Making a difference. Many times, it may seem that making a large difference upon the world around us is meant for other people – people more gifted than us – but most certainly not us. How wrong we are should we allow our thoughts to be shaped in that manner. We can all make a difference if we try. President John F. Kennedy once stated, “One person can make a difference, and everyone should try.”
This statement is true. We all can be destined to make a difference, no matter how small that difference may seem. Many of us carry the titles of family member, citizen, brother, sister, mother, father, son, daughter. Just by existing in this role, as long as we are trying to live a good and decent life, we are making a difference. How else can we make a difference? The answer is surprisingly simple. In our community. Be a force of good in your community. Communities are bonded and made up of people, the same as you and I. Volunteer for a committee, express interest in being appointed to a tow or city board. Run for a municipal office. To make a difference in regard to the society in which you live in and to impact policy relating to the community that you call home, you do not need to be an orator, a mighty crusader or a larger than life figure. You can be yourself and represent your community.
I know of many people who have done this in my community and in the surrounding towns where I live. These people inspire me and drive me to be better. These people impact the world, even if only in a seemingly small world. However, what may seem small and insignificant to one person may mean the world to another. I know that in my own experience, serving the public in the role of serving in town government is one way that I try to make a difference.
When I graduated from Graduate School in 2013, I felt compelled to give back to the community that had raised me. Perhaps it was the fact that I had just earned a Masters in Public Policy and Administration. Perhaps I felt the call of a higher calling. I knew that I was not going to go to Washington D.C. and make a difference. I knew that my public policy path would not lead me to being the next Kennedy or Bush and that my words would not leave a mark on society like Martin Luther King Jr. or any other great figure in history. Rather, my path was going to be distant. My path was going to follow that of my fellow towns-people in Hadley, the local storekeeper or farmer who stood up and delivered on what they believed was right and stood for the residents of the communities that they call home.
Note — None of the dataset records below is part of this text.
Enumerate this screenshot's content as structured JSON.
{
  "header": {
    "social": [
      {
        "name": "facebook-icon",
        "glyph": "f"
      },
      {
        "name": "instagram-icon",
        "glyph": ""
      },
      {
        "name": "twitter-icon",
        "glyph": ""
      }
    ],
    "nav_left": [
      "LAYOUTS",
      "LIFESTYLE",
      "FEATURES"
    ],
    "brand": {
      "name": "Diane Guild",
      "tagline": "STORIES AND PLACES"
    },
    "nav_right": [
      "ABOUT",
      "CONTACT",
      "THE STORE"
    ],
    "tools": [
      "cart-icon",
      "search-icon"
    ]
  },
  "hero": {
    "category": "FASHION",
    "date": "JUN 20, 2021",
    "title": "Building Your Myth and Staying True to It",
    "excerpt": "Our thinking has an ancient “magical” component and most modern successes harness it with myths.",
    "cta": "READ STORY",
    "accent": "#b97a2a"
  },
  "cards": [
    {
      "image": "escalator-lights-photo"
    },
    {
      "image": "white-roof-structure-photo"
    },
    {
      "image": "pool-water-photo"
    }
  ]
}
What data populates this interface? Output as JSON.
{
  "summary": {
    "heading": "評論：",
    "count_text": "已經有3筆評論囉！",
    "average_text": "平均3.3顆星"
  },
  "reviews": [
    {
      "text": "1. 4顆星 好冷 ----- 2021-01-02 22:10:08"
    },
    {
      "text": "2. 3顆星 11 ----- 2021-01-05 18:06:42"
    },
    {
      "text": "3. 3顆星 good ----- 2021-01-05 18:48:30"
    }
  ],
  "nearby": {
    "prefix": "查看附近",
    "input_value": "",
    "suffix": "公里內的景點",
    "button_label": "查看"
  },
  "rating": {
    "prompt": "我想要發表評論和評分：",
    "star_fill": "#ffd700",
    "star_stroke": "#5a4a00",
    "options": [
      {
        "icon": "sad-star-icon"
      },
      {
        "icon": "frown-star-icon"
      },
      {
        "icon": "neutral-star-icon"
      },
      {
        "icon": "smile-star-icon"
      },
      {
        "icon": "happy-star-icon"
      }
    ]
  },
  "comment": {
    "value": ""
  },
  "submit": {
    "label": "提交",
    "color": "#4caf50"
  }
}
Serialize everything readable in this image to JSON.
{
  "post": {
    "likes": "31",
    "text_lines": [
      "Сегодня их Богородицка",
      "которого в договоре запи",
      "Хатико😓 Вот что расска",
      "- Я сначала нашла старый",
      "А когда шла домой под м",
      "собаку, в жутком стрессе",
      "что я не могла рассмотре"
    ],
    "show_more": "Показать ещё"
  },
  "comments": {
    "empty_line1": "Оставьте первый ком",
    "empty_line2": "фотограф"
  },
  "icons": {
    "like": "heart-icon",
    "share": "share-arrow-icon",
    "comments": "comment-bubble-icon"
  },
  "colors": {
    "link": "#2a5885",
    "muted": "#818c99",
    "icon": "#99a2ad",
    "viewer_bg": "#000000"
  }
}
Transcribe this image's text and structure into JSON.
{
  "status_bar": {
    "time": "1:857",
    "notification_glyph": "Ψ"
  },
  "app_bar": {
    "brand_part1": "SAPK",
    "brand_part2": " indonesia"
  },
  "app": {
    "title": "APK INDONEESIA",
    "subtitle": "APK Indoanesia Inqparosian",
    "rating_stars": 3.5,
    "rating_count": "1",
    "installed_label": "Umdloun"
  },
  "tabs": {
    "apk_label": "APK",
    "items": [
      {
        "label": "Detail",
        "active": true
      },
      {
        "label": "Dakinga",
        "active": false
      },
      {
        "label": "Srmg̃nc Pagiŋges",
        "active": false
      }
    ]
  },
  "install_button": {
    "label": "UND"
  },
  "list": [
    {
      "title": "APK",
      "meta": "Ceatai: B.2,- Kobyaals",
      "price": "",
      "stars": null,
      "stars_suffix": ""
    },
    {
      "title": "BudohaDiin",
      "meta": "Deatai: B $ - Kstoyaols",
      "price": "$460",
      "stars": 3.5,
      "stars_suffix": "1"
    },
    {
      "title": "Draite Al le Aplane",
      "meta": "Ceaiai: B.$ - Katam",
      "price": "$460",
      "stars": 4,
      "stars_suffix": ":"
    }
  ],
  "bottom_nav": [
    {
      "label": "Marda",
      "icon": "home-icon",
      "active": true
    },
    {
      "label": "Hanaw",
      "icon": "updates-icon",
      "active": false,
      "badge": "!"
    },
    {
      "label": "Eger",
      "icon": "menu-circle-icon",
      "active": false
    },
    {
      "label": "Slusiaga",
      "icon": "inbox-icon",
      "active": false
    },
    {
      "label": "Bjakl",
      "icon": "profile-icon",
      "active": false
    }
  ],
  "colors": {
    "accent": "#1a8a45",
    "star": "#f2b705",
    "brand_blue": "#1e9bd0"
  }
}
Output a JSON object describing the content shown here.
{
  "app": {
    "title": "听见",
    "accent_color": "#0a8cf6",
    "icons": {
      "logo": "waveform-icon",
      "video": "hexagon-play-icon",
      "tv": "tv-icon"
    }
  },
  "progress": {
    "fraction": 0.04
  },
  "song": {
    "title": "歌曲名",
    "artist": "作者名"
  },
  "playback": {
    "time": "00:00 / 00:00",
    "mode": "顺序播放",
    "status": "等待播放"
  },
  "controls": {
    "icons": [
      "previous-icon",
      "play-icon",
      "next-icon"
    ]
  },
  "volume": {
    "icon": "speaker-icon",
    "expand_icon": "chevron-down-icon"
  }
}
My conviction that I could make a difference in this world, no matter how small, by participating in my community, led me to some unique opportunities that I am proud of. From 2012 on, yes – this started prior to my Graduate school graduation, I have served the town of Hadley, MA in a few different roles.
From 2012-2016, I served the Hadley Park and Recreation Department as the Instructional Youth Sport Coordinator/Head Coach for T-Ball, Soccer and Basketball. The Athletic Coaching Manual that can be found on this website here is part of that legacy. That website is Matt Kushi’s Athletic Coaching Lessons at www.mattkushicoaching.com. This was a project started during my time at Hadley Park and Recreation and continues to this day, perhaps in a future role within that department.
In 2013/2014, I served on the Hopkins Academy 350th Anniversary Committee, helping celebrate Hadley’s public high school – and my high school alma mater – celebrate a milestone anniversary and promote the value of an education.
From 2014 to the present day, I have served on the Hadley Agricultural Commission. Currently, I am the Chair of the Commission. This Commission has been a piece of work that I am extraordinarily proud of, given Hadley’s agricultural status. When I first joined, I did not realize that the Commission had been dormant for 10 years. I was quickly named the Chair and the past few years have been spent making the Commission active and bringing it back from the dead. I am proud to announce that we have completed such initiatives such as taking part in a regional Agricultural Commission educational workshop and that we are currently working on other initiatives and education opportunities, such as promoting the Right To Farm Bylaw and helping support local agricultural events.
Have I helped make difference? I would like to think so. Occasionally, I will get stopped in town and asked about Hopkins Academy or agricultural matters in town. To some, I am still known as Coach Matt from Hadley Park and Recreation. Have the committees I have worked with made a difference? Yes. Taking part in the workings of our community, whether volunteer, appointed or elected, allows you to serve your community and make a difference in your community, one life at a time.
Robert F. Kennedy once said, “Few will have the greatness to bend history itself, but each of us can work to change a small portion of events, and in the total of all those acts will be written the history of this generation.” If you want to make a difference in the lives of others, no man nor woman is too small for the task. Every person can make a difference – it is just a matter of believing that you can and making the effort. If you want to make a difference in your community, always remember that you can serve your community in many ways. My story reminds of me this. My friend’s story and experiences remind me of this. You can make a difference. You will make a difference.